A façade is an object that provides a simplified interface to a larger body of code, such as a class library.
The intent of the façade was good: to wrap APIs that are poorly designed in something shiny and nice.
In the real world, however, it is an evil pattern that is used to needlessly add abstractions for no particular reason. For example, look at this article.
That sound you just heard is your architecture, it is hiding in the closet, weeping silent tears about emotional and physical abuse that just doesn’t end.
I have yet to see a real case were façade was actually used properly. In most cases, people built a façade because That Is How We Do Things. And because of that, they ended up with things like the one above. It adds exactly nothing, and it horrifyingly complicates the code.
Recommendation: Avoid this, you really don’t need to do this most of the time, and most implementations are bad.
More posts in "Design patterns in the test of time" series:
- (21 Jan 2013) Mediator
- (18 Jan 2013) Iterator
- (17 Jan 2013) Interpreter
- (21 Nov 2012) Command, Redux
- (19 Nov 2012) Command
- (16 Nov 2012) Chain of responsibility
- (15 Nov 2012) Proxy
- (14 Nov 2012) Flyweight
- (09 Nov 2012) Façade
- (07 Nov 2012) Decorator
- (05 Nov 2012) Composite
- (02 Nov 2012) Bridge
- (01 Nov 2012) Adapter
- (31 Oct 2012) Singleton
- (29 Oct 2012) Prototype
- (26 Oct 2012) Factory Method
- (25 Oct 2012) Builder
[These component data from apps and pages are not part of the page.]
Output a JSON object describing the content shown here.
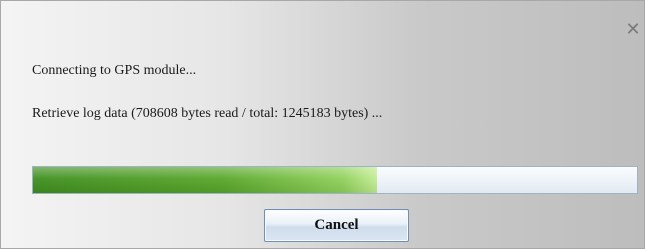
{
  "dialog": {
    "close_glyph": "✕",
    "status_connecting": "Connecting to GPS module...",
    "status_retrieve": "Retrieve log data (708608 bytes read / total: 1245183 bytes) ...",
    "progress": {
      "bytes_read": 708608,
      "bytes_total": 1245183,
      "fill_color_start": "#3f8f1f",
      "fill_color_end": "#c2ec92"
    },
    "cancel_label": "Cancel"
  }
}
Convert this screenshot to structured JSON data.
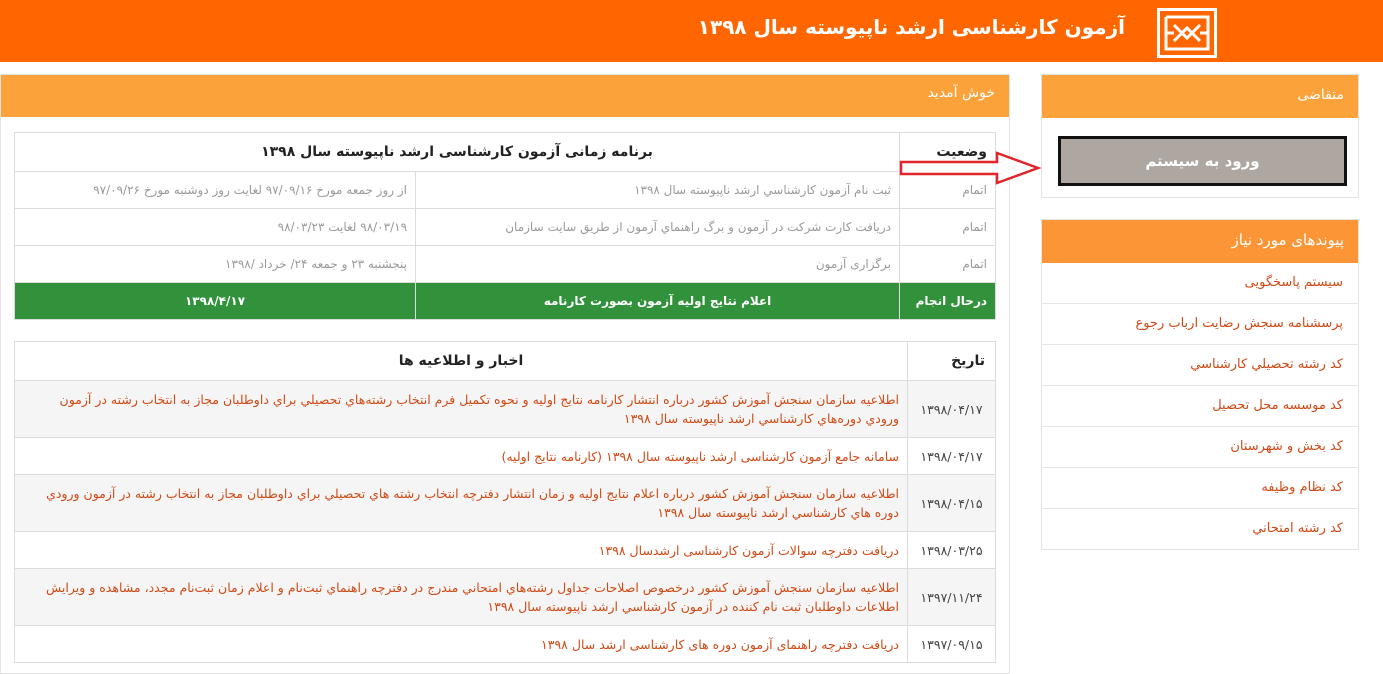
{
  "header": {
    "title": "آزمون کارشناسی ارشد ناپیوسته سال ۱۳۹۸"
  },
  "main": {
    "panel_title": "خوش آمدید",
    "schedule": {
      "status_header": "وضعیت",
      "title": "برنامه زمانی آزمون کارشناسی ارشد ناپیوسته سال ۱۳۹۸",
      "rows": [
        {
          "status": "اتمام",
          "activity": "ثبت نام آزمون کارشناسي ارشد ناپيوسته سال ۱۳۹۸",
          "time": "از روز جمعه مورخ ۹۷/۰۹/۱۶ لغایت روز دوشنبه مورخ ۹۷/۰۹/۲۶"
        },
        {
          "status": "اتمام",
          "activity": "دريافت کارت شرکت در آزمون و برگ راهنماي آزمون از طريق سايت سازمان",
          "time": "۹۸/۰۳/۱۹ لغایت ۹۸/۰۳/۲۳"
        },
        {
          "status": "اتمام",
          "activity": "برگزاری آزمون",
          "time": "پنجشنبه ۲۳ و جمعه ۲۴/ خرداد /۱۳۹۸"
        },
        {
          "status": "درحال انجام",
          "activity": "اعلام نتایج اولیه آزمون بصورت کارنامه",
          "time": "۱۳۹۸/۴/۱۷"
        }
      ]
    },
    "news": {
      "date_header": "تاریخ",
      "title_header": "اخبار و اطلاعیه ها",
      "rows": [
        {
          "date": "۱۳۹۸/۰۴/۱۷",
          "text": "اطلاعيه سازمان سنجش آموزش كشور درباره انتشار كارنامه نتايج اوليه و نحوه تكميل فرم انتخاب رشته‌هاي تحصيلي براي داوطلبان مجاز به انتخاب رشته در آزمون ورودي دوره‌هاي كارشناسي ارشد ناپيوسته سال ۱۳۹۸"
        },
        {
          "date": "۱۳۹۸/۰۴/۱۷",
          "text": "سامانه جامع آزمون کارشناسی ارشد ناپیوسته سال ۱۳۹۸ (کارنامه نتایج اولیه)"
        },
        {
          "date": "۱۳۹۸/۰۴/۱۵",
          "text": "اطلاعيه سازمان سنجش آموزش كشور درباره اعلام نتايج اوليه و زمان انتشار دفترچه انتخاب رشته هاي تحصيلي براي داوطلبان مجاز به انتخاب رشته در آزمون ورودي دوره هاي كارشناسي ارشد ناپيوسته سال ۱۳۹۸"
        },
        {
          "date": "۱۳۹۸/۰۳/۲۵",
          "text": "دریافت دفترچه سوالات آزمون کارشناسی ارشدسال ۱۳۹۸"
        },
        {
          "date": "۱۳۹۷/۱۱/۲۴",
          "text": "اطلاعيه سازمان سنجش آموزش كشور درخصوص اصلاحات جداول رشته‌هاي امتحاني مندرج در دفترچه راهنماي ثبت‌نام و اعلام زمان ثبت‌نام مجدد، مشاهده و ويرايش اطلاعات داوطلبان ثبت نام كننده در آزمون كارشناسي ارشد ناپيوسته سال ۱۳۹۸"
        },
        {
          "date": "۱۳۹۷/۰۹/۱۵",
          "text": "دریافت دفترچه راهنمای آزمون دوره های کارشناسی ارشد سال ۱۳۹۸"
        }
      ]
    }
  },
  "sidebar": {
    "applicant": {
      "title": "متقاضی",
      "login_label": "ورود به سیستم"
    },
    "links": {
      "title": "پیوندهای مورد نیاز",
      "items": [
        "سیستم پاسخگویی",
        "پرسشنامه سنجش رضایت ارباب رجوع",
        "کد رشته تحصيلي کارشناسي",
        "کد موسسه محل تحصیل",
        "کد بخش و شهرستان",
        "کد نظام وظیفه",
        "کد رشته امتحاني"
      ]
    }
  },
  "colors": {
    "header": "#ff6600",
    "panel_head": "#fba33a",
    "current_row": "#31923b",
    "link": "#d04a16",
    "login_button": "#aea7a1",
    "arrow": "#e0262b"
  }
}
- (24 Oct 2012) A modern alternative to Abstract Factory–filtered dependencies
- (23 Oct 2012) Abstract Factory